There is a certain loss of adherence with the natural rhythms of our earth when we have so much control over light. Yet we cannot control the sun and our orbit around it–these patterns exist beyond human influence. The warmth of the sun that helps grow the food we consume prods harvesters into high gear in late summer and early autumn. The warming of the earth that occurs in springtime encourages farmers and gardeners to return to their fields to till the soil and plant their new crops or flowers. The heat of the summer finds us basking in the sunlight and escaping the heat in cool water, or if we farm, tending our plots to encourage a bountiful crop. But what about this time of year – the bleak midwinter – when, for Northerners, the ground is frozen, many trees are bare and the days are short. Do we light up our homes and streets and yards, craving more light than nature provides, or do we relish in the shift of season when the balance between light and dark shifts?
The light takes on a softness in the northwest during December. It makes trees and mountains glow and casts long shadows. I appreciate that in my neighborhood there are few street lamps to obscure the beauty of this shifting light. I relish walking the trail in the late afternoon as the sun is low in the sky and the moon might be rising. I will also admit that sometimes I wish I could hibernate like other animals. How wonderful it might feel to snuggle in for a long nap and follow the ancient body’s need during the darkest time of the year. Much of nature remains dormant, resting and storing up energy for the rebirth and growth that come as the sunlight increases.
The winter is begging me to rest, to slumber, to enjoy family and food and warm fires. What happens when we follow these ancient rhythms and truly rest? For me, the rare times that it happens, I may find time to explore the dark corners that exist in my own self. I am able to shine a light on areas that are neglected. When I can rest I am able to face challenges with renewed spirit, I can forge new habits, I can nurture creativity within myself. I can rekindle an inner light that allows me to be an effective and positive influence in my world.

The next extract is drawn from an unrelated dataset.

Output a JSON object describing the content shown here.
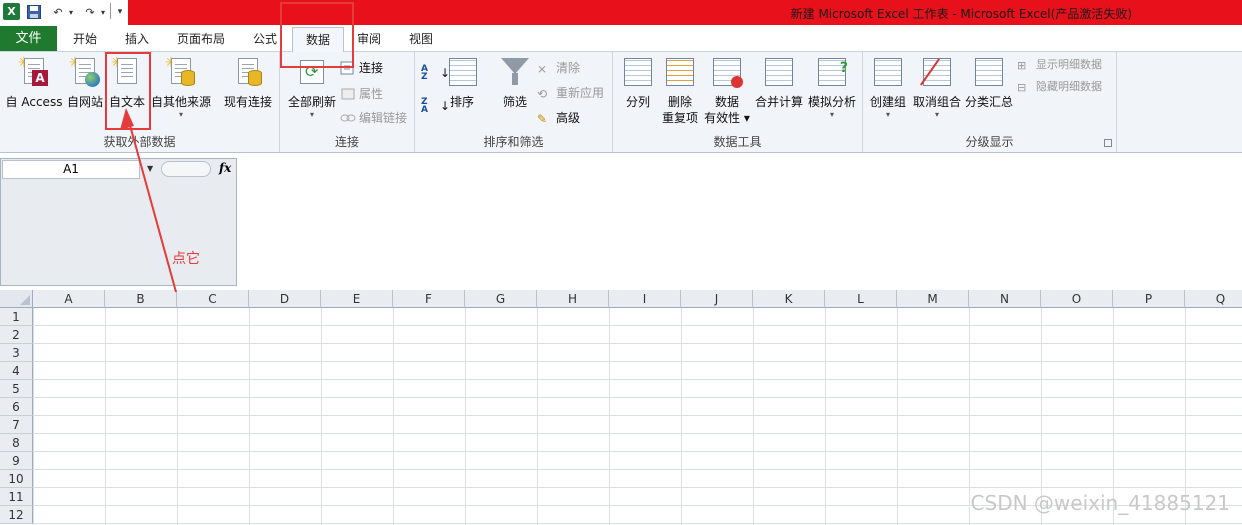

What waits for you in the darkness of this season if you make time for it? Is there something deep inside waiting to be born as the light returns? If there is, may it be nurtured in the dark, ready to emerge when the balance of light and dark shifts.